Look through the data below for the string "JSON", and copy every line where it turns up.

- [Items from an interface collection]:
════════════════════

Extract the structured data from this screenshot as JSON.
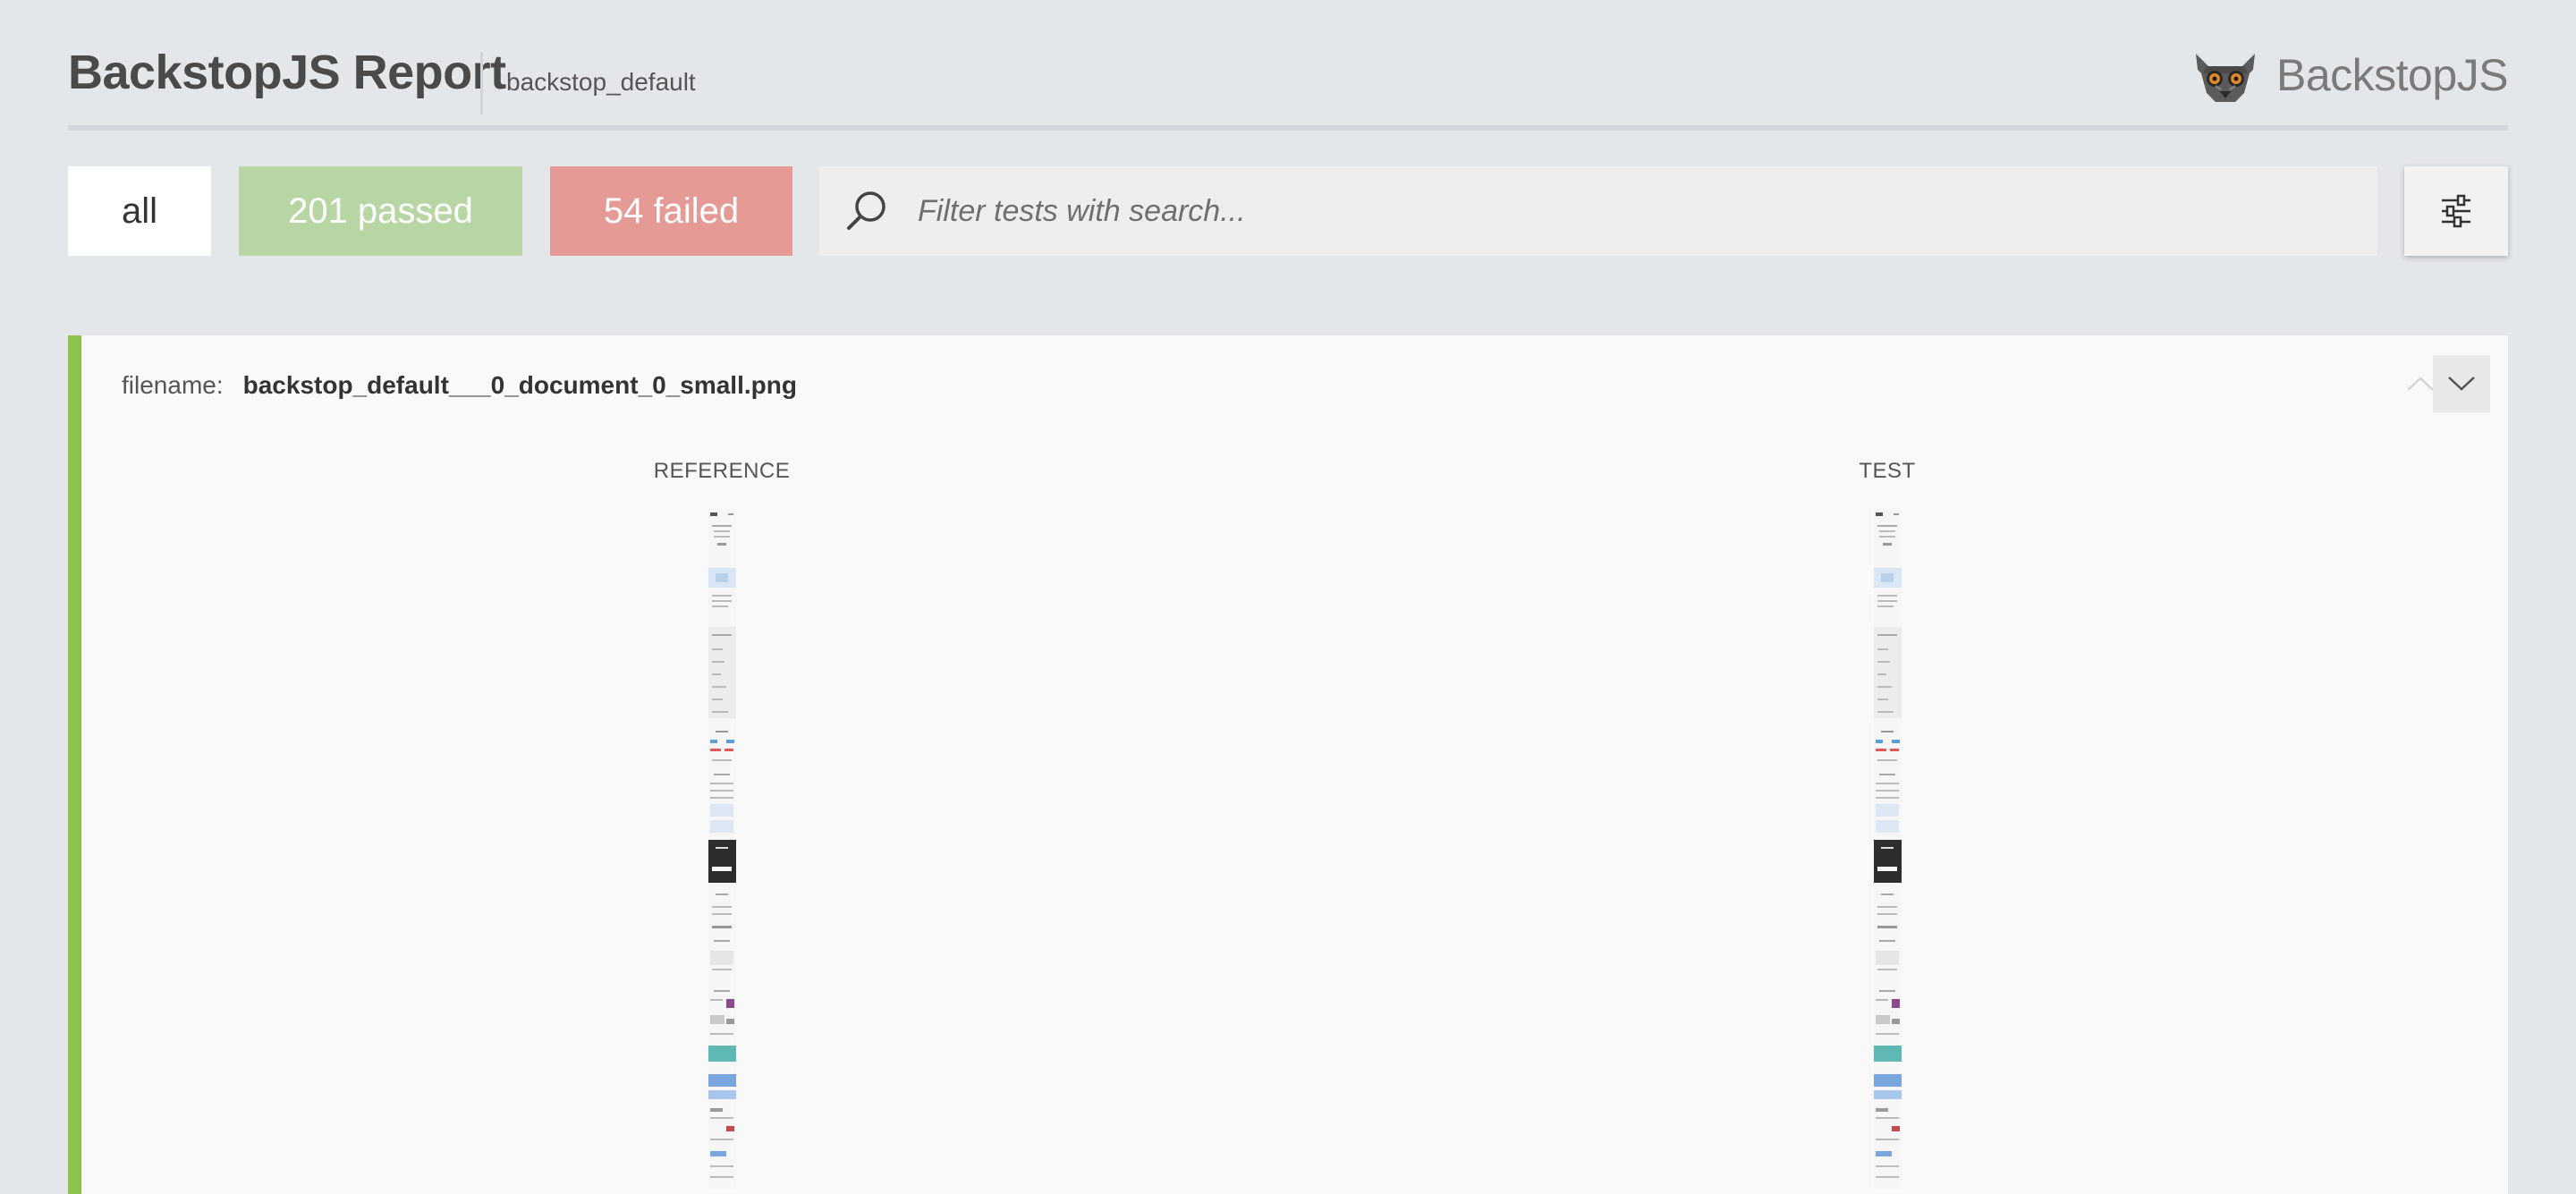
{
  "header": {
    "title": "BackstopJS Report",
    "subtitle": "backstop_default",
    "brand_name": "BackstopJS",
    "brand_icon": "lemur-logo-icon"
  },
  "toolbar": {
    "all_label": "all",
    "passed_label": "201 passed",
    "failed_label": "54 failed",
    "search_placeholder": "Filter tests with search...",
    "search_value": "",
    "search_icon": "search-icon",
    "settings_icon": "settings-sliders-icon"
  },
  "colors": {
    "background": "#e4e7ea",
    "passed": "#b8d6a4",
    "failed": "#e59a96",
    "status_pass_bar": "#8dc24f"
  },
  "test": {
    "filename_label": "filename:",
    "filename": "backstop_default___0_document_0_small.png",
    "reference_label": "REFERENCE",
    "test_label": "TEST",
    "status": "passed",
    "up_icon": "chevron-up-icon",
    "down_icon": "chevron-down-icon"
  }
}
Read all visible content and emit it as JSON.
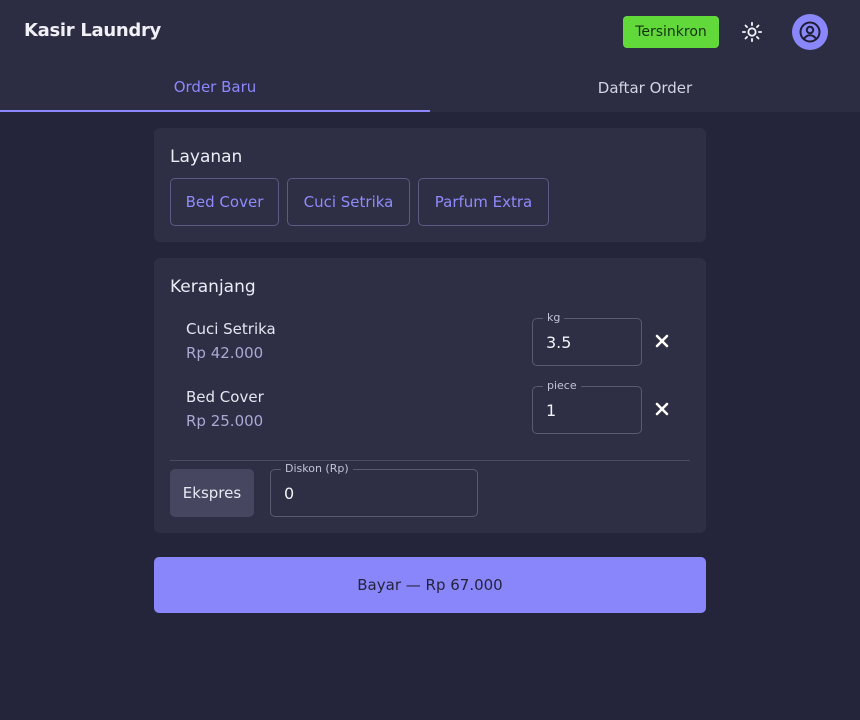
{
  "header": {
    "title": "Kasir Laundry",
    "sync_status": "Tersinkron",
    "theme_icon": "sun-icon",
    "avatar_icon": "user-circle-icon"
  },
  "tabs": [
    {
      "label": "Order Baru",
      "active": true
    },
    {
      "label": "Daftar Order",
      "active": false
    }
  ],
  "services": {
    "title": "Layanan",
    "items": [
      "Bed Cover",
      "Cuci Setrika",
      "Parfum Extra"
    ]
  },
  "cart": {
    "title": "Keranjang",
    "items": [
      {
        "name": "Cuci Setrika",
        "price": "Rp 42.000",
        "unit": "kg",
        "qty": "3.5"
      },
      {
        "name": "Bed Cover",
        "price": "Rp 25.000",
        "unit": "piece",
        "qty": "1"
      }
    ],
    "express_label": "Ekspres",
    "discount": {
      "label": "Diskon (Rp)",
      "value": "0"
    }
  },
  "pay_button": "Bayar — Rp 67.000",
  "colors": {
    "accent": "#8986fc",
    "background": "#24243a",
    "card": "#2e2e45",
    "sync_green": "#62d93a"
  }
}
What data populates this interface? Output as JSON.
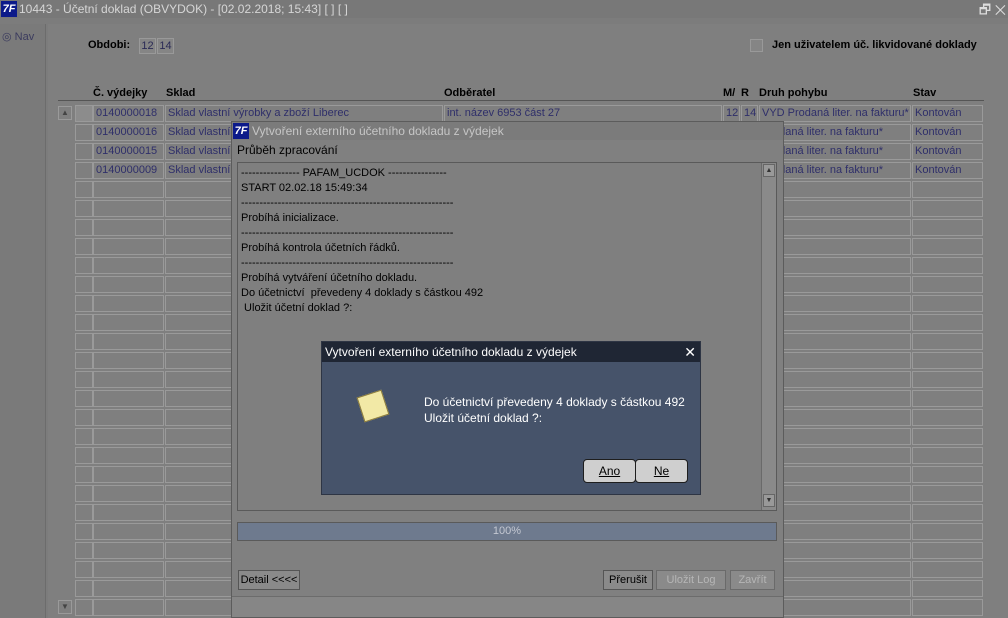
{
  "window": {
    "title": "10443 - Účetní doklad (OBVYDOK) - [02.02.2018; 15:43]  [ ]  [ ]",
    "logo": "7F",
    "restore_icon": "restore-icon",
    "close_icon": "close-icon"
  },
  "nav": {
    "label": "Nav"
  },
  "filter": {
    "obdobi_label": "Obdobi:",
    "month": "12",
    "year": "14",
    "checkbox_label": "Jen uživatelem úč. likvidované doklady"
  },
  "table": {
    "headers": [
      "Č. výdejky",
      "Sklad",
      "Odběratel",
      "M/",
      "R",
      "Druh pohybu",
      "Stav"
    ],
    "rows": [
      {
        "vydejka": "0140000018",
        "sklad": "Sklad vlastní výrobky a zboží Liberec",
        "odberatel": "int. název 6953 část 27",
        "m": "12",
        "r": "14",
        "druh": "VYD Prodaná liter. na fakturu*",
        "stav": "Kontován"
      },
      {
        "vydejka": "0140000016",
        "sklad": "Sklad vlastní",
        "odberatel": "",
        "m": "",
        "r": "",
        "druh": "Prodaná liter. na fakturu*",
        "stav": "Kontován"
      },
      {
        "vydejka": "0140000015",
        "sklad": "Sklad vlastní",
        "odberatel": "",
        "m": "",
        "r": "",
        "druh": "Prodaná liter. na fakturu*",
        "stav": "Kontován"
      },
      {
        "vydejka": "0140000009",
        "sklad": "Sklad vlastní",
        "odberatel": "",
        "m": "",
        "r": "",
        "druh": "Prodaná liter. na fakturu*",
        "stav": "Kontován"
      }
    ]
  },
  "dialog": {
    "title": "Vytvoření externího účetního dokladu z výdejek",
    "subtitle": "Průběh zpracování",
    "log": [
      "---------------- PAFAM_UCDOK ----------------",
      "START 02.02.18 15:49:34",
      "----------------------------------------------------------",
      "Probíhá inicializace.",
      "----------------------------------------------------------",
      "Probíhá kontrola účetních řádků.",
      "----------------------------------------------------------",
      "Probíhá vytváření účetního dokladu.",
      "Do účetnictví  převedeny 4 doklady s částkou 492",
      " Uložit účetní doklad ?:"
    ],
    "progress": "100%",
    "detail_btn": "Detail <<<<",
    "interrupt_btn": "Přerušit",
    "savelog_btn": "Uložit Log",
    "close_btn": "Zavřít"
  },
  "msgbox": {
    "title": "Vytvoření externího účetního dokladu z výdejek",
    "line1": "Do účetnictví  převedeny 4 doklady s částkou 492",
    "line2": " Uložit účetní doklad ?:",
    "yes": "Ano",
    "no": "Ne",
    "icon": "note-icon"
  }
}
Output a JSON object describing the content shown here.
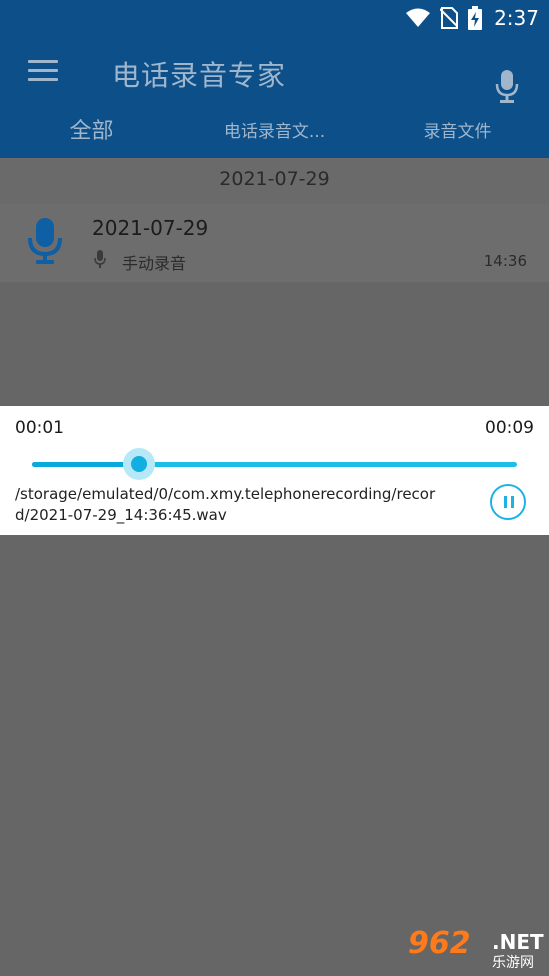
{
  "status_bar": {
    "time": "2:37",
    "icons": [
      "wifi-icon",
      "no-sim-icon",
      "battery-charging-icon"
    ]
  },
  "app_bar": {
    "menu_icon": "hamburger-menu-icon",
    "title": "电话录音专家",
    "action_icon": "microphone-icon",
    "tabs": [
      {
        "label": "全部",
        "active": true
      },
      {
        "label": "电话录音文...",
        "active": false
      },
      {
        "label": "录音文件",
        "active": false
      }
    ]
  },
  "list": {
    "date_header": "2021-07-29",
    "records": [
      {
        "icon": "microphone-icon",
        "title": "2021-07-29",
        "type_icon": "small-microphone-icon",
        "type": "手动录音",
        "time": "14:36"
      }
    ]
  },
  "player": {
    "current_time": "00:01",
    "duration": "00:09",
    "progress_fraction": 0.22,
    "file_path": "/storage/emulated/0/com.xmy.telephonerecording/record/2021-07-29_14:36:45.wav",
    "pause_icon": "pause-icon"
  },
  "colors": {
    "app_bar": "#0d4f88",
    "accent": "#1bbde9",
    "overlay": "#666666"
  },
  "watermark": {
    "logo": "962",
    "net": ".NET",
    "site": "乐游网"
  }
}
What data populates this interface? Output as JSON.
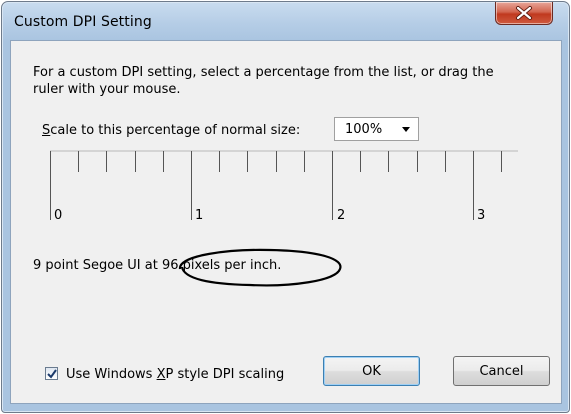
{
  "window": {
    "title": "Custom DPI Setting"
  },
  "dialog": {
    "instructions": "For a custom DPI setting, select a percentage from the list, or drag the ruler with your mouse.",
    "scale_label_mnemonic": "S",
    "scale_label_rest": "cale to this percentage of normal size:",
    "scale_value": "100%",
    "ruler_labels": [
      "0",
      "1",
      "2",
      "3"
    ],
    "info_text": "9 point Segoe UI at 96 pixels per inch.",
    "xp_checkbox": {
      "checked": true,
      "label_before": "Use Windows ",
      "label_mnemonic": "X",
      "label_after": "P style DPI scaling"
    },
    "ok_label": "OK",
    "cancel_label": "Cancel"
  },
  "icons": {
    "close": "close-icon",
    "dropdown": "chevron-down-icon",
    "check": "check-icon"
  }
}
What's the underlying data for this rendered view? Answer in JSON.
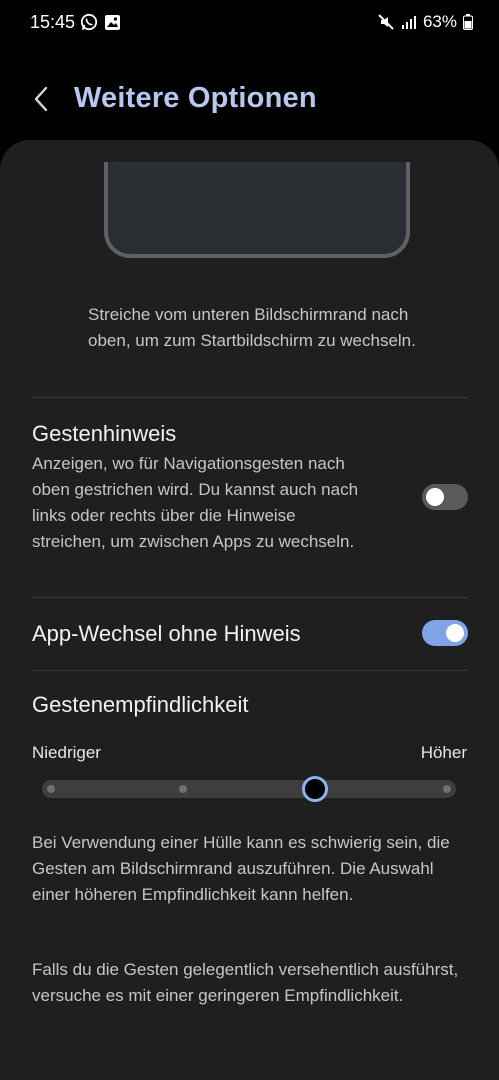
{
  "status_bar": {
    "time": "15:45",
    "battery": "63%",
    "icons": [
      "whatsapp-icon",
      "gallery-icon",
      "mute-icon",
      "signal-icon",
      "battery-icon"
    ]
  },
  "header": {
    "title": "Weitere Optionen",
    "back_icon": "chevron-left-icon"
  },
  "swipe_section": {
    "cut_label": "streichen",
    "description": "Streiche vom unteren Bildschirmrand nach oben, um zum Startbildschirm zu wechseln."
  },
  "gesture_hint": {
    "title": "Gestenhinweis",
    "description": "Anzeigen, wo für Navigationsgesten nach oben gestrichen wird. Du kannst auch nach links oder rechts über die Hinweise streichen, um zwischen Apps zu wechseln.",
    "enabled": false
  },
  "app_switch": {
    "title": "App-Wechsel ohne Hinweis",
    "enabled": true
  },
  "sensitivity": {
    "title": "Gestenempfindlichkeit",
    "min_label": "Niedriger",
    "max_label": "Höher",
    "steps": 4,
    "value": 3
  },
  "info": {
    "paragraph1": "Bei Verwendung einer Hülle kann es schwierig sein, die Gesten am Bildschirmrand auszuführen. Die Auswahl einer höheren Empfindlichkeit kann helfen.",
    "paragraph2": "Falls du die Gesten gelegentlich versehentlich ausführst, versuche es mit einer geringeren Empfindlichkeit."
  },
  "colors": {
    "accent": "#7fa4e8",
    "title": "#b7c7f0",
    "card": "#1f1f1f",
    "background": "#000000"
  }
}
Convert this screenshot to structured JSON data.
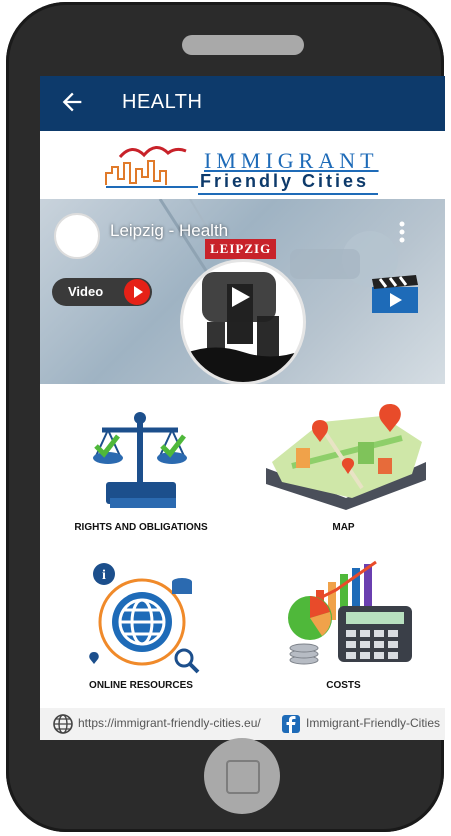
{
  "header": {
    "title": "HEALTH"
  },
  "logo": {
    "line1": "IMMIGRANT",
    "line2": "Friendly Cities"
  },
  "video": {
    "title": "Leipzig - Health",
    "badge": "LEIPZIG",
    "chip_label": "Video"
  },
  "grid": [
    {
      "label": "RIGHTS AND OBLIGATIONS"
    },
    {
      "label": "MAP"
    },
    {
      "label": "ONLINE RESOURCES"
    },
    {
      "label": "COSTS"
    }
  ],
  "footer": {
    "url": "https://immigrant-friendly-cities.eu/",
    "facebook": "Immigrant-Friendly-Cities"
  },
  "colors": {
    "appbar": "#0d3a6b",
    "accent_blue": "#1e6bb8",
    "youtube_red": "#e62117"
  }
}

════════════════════

- [SOLUTION TO THIS EXERCISE]:
Extract the structured data from this screenshot as JSON.
Read all visible content and emit it as JSON.
What data populates this interface? Output as JSON.
Output a JSON object describing the content shown here.
What data populates this interface? Output as JSON.
What's the underlying data for this rendered view? Answer in JSON.
Convert this screenshot to structured JSON data.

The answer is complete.